Best of all, Rotman is smack in the middle of Toronto, just a mile from Bay Street, Canada’s answer to Wall Street and one of the world’s largest financial districts. It is a city awash in Fortune 500 dollars. Home to Fortune 500 stalwarts like the Royal Bank of Canada and Weston, it also contains large outposts for industry leaders like Procter & Gamble and Accenture. In other words, Rotman students don’t have to travel far to network for their dream jobs. At the same time, Toronto is a cultural Mecca, perhaps the world’s most multicultural city with over half of the residents born outside Canada. It is also a city renowned for its tolerance, cleanliness, and politeness. “After talking with students and alumni,” Cuesta Reig points out, “I understood how the diversity of cultures and perspectives of the city of Toronto and the student body really makes the Rotman experience unique.”
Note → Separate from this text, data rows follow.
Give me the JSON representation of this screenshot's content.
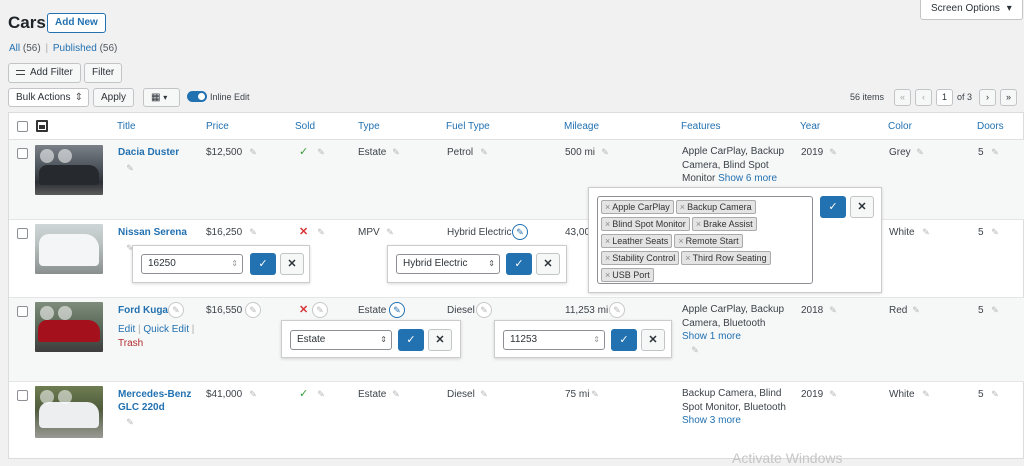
{
  "page": {
    "title": "Cars",
    "add_new": "Add New",
    "screen_options": "Screen Options"
  },
  "views": {
    "all_label": "All",
    "all_count": "(56)",
    "separator": "|",
    "published_label": "Published",
    "published_count": "(56)"
  },
  "toolbar": {
    "add_filter": "Add Filter",
    "filter": "Filter",
    "bulk_actions": "Bulk Actions",
    "apply": "Apply",
    "inline_edit": "Inline Edit",
    "items_count": "56 items",
    "current_page": "1",
    "total_pages": "of 3",
    "first_page": "«",
    "prev_page": "‹",
    "next_page": "›",
    "last_page": "»"
  },
  "columns": [
    "Title",
    "Price",
    "Sold",
    "Type",
    "Fuel Type",
    "Mileage",
    "Features",
    "Year",
    "Color",
    "Doors"
  ],
  "rows": [
    {
      "title": "Dacia Duster",
      "price": "$12,500",
      "sold": "✓",
      "type": "Estate",
      "fuel": "Petrol",
      "mileage": "500 mi",
      "features": "Apple CarPlay, Backup Camera, Blind Spot Monitor",
      "features_more": "Show 6 more",
      "year": "2019",
      "color": "Grey",
      "doors": "5"
    },
    {
      "title": "Nissan Serena",
      "price": "$16,250",
      "sold": "✕",
      "type": "MPV",
      "fuel": "Hybrid Electric",
      "mileage": "43,00",
      "year": "",
      "color": "White",
      "doors": "5"
    },
    {
      "title": "Ford Kuga",
      "price": "$16,550",
      "sold": "✕",
      "type": "Estate",
      "fuel": "Diesel",
      "mileage": "11,253 mi",
      "features": "Apple CarPlay, Backup Camera, Bluetooth",
      "features_more": "Show 1 more",
      "year": "2018",
      "color": "Red",
      "doors": "5",
      "actions": {
        "edit": "Edit",
        "quick_edit": "Quick Edit",
        "sep": "|",
        "trash": "Trash"
      }
    },
    {
      "title": "Mercedes-Benz GLC 220d",
      "price": "$41,000",
      "sold": "✓",
      "type": "Estate",
      "fuel": "Diesel",
      "mileage": "75 mi",
      "features": "Backup Camera, Blind Spot Monitor, Bluetooth",
      "features_more": "Show 3 more",
      "year": "2019",
      "color": "White",
      "doors": "5"
    }
  ],
  "editors": {
    "price_value": "16250",
    "fuel_selected": "Hybrid Electric",
    "type_selected": "Estate",
    "mileage_value": "11253",
    "feature_tags": [
      "Apple CarPlay",
      "Backup Camera",
      "Blind Spot Monitor",
      "Brake Assist",
      "Leather Seats",
      "Remote Start",
      "Stability Control",
      "Third Row Seating",
      "USB Port"
    ],
    "tag_remove": "×",
    "confirm": "✓",
    "cancel": "✕"
  },
  "watermark": "Activate Windows",
  "colors": {
    "accent": "#2271b1",
    "check": "#3a9a3a",
    "cross": "#d63638",
    "trash": "#b32d2e"
  },
  "icons": {
    "pencil": "✎",
    "dropdown": "▾",
    "updown": "⇕",
    "grid": "▦"
  }
}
Three months into their MBA program, where does the Class of 2018 hope to land after graduation? Zhang, for one, has his eye on the private equity and venture capital field. “It brings me a great sense of achievement to identify the right companies and help them to grow,” he says. “The opportunity and challenge of understanding different industries and companies also makes me feel excited.”

Kakkar, an athlete and the product of a family of doctors, hopes to channel her passions into health, fitness and nutrition while kindling her burgeoning fascination with brand narratives and consumer psychology. Like Kakkar, Afanador hopes to raise the bar in the consumer marketplace. “I firmly believe that only through constant innovation can companies beat the “commoditization” of products and the constant pressure of store brands,” he explains. “After graduation, I hope to work in product development in the consumer goods industry because I want to be at the forefront of innovation, creating better products and more memorable experiences for consumers.”

By coupling her energy background with an MBA, Cecil-Cockwell hopes to expand her opportunities beyond the oil and gas industry. “I would love to branch out into other areas, such as mining, hydro, and forestry,” she says. “My dream job would involve leading projects in Canada’s North, developing extractive industries with an eye to benefitting investors, the nation, and local communities.”

Looking ahead to how they want to be remembered by classmates, Hemily hopes her classmates view her as the perfect teammate. “It was great working on a team with Daphne,” she imagines them saying. “She asked good questions, left her ego out of it to have more constructive team dynamics, and was often laughing and having fun, even through stressful moments.”

While Brazil’s Henrique Sana plans to become a mentor in the short term, his larger goal is certain to make the school’s faculty and administrators smile. “In the long term, why not to dream a little bit: Having my name in that respectful List of Donors by the entrance hall.”


To read profiles of incoming Rotman students — along with their advice on tackling the GMAT, applications, and interviews — click on the links below.

Andrés Afanador / Bogotá, Colombia

Dr. Toyosi Aiyelabola / Lagos, Nigeria

Tess Cecil-Cockwell / Toronto, Canada

Albert Cuesta Reig / Barcelona, Spain

Daphne Hemily / Toronto, Canada

Rashi Kakkar / New Delhi, India

Cheryl McConachie / Toronto, Canada

Henrique Sana / Sao Paulo, Brazil

Marko Tesanovic / Sarajevo, Bosnia

Desmond Yeo / Singapore

Haolin Zhang / Inner Mongolia, China